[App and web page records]
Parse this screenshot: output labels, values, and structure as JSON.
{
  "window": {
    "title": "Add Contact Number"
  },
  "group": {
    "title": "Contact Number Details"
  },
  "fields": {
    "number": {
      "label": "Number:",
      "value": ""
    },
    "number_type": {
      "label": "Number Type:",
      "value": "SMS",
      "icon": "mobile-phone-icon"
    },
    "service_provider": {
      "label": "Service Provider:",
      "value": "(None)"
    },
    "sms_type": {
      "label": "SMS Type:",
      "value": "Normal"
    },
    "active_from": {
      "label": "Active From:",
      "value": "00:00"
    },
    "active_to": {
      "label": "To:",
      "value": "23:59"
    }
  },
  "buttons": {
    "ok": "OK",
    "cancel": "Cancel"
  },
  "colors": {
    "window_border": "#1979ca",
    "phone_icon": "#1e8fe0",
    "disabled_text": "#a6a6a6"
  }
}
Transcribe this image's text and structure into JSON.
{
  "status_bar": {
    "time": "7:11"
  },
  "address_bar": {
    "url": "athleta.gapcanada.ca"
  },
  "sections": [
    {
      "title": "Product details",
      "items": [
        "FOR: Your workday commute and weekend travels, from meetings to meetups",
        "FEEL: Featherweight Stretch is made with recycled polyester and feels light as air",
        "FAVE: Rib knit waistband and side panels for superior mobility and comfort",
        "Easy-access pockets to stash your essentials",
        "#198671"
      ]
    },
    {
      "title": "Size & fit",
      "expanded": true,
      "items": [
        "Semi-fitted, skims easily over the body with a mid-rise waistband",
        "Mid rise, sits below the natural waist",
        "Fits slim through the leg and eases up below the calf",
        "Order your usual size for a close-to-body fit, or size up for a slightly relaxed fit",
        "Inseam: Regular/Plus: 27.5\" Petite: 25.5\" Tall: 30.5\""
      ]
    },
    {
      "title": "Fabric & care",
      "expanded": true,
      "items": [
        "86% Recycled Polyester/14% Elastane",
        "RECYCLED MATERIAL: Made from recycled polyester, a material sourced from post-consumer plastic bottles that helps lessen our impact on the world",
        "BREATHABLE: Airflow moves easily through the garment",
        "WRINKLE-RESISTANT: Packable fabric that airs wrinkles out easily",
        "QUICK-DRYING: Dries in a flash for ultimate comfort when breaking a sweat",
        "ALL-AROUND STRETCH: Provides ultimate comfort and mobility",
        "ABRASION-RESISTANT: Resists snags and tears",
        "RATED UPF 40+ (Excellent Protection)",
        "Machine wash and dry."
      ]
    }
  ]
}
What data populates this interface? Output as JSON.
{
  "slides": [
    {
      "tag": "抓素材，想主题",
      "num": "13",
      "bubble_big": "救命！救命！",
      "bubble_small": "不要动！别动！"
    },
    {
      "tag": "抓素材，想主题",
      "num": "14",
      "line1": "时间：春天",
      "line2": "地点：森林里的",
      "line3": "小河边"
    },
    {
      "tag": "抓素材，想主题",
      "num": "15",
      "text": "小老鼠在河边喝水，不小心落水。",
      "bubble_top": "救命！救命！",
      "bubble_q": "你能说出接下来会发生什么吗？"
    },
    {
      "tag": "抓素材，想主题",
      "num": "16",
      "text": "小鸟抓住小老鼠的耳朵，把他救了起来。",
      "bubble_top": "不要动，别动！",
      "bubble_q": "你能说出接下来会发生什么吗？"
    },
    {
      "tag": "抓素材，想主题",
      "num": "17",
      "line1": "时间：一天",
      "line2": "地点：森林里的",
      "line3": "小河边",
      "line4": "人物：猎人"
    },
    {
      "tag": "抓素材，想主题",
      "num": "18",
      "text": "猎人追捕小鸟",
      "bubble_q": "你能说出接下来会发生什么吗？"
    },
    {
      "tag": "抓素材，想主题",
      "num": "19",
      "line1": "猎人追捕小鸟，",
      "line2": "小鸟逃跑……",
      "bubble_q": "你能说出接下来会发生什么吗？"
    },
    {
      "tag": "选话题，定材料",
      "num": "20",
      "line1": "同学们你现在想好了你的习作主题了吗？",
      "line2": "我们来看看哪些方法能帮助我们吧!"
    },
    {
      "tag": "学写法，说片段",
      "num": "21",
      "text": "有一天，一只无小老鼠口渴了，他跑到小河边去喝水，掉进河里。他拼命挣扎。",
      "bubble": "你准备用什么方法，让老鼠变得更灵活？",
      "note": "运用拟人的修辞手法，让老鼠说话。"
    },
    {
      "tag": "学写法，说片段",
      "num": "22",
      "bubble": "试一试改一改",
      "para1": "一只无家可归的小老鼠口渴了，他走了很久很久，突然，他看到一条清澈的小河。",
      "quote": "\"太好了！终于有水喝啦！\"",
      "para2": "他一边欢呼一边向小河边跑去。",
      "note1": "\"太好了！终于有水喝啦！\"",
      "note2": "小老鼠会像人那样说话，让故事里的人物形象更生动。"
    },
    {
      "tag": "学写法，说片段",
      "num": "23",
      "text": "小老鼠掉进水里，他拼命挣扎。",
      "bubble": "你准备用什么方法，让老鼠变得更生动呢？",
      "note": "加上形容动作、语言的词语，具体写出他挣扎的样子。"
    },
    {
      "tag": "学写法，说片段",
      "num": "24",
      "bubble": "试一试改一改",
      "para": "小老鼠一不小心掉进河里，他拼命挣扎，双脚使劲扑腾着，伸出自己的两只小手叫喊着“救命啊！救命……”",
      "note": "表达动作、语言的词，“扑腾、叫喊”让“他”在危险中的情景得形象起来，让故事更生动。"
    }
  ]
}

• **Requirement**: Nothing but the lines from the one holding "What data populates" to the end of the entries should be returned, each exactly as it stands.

• **Answer box**:
What data populates this interface? Output as JSON.
{
  "slides": [
    {
      "tag": "抓素材，想主题",
      "num": "13",
      "bubble_big": "救命！救命！",
      "bubble_small": "不要动！别动！"
    },
    {
      "tag": "抓素材，想主题",
      "num": "14",
      "line1": "时间：春天",
      "line2": "地点：森林里的",
      "line3": "小河边"
    },
    {
      "tag": "抓素材，想主题",
      "num": "15",
      "text": "小老鼠在河边喝水，不小心落水。",
      "bubble_top": "救命！救命！",
      "bubble_q": "你能说出接下来会发生什么吗？"
    },
    {
      "tag": "抓素材，想主题",
      "num": "16",
      "text": "小鸟抓住小老鼠的耳朵，把他救了起来。",
      "bubble_top": "不要动，别动！",
      "bubble_q": "你能说出接下来会发生什么吗？"
    },
    {
      "tag": "抓素材，想主题",
      "num": "17",
      "line1": "时间：一天",
      "line2": "地点：森林里的",
      "line3": "小河边",
      "line4": "人物：猎人"
    },
    {
      "tag": "抓素材，想主题",
      "num": "18",
      "text": "猎人追捕小鸟",
      "bubble_q": "你能说出接下来会发生什么吗？"
    },
    {
      "tag": "抓素材，想主题",
      "num": "19",
      "line1": "猎人追捕小鸟，",
      "line2": "小鸟逃跑……",
      "bubble_q": "你能说出接下来会发生什么吗？"
    },
    {
      "tag": "选话题，定材料",
      "num": "20",
      "line1": "同学们你现在想好了你的习作主题了吗？",
      "line2": "我们来看看哪些方法能帮助我们吧!"
    },
    {
      "tag": "学写法，说片段",
      "num": "21",
      "text": "有一天，一只无小老鼠口渴了，他跑到小河边去喝水，掉进河里。他拼命挣扎。",
      "bubble": "你准备用什么方法，让老鼠变得更灵活？",
      "note": "运用拟人的修辞手法，让老鼠说话。"
    },
    {
      "tag": "学写法，说片段",
      "num": "22",
      "bubble": "试一试改一改",
      "para1": "一只无家可归的小老鼠口渴了，他走了很久很久，突然，他看到一条清澈的小河。",
      "quote": "\"太好了！终于有水喝啦！\"",
      "para2": "他一边欢呼一边向小河边跑去。",
      "note1": "\"太好了！终于有水喝啦！\"",
      "note2": "小老鼠会像人那样说话，让故事里的人物形象更生动。"
    },
    {
      "tag": "学写法，说片段",
      "num": "23",
      "text": "小老鼠掉进水里，他拼命挣扎。",
      "bubble": "你准备用什么方法，让老鼠变得更生动呢？",
      "note": "加上形容动作、语言的词语，具体写出他挣扎的样子。"
    },
    {
      "tag": "学写法，说片段",
      "num": "24",
      "bubble": "试一试改一改",
      "para": "小老鼠一不小心掉进河里，他拼命挣扎，双脚使劲扑腾着，伸出自己的两只小手叫喊着“救命啊！救命……”",
      "note": "表达动作、语言的词，“扑腾、叫喊”让“他”在危险中的情景得形象起来，让故事更生动。"
    }
  ]
}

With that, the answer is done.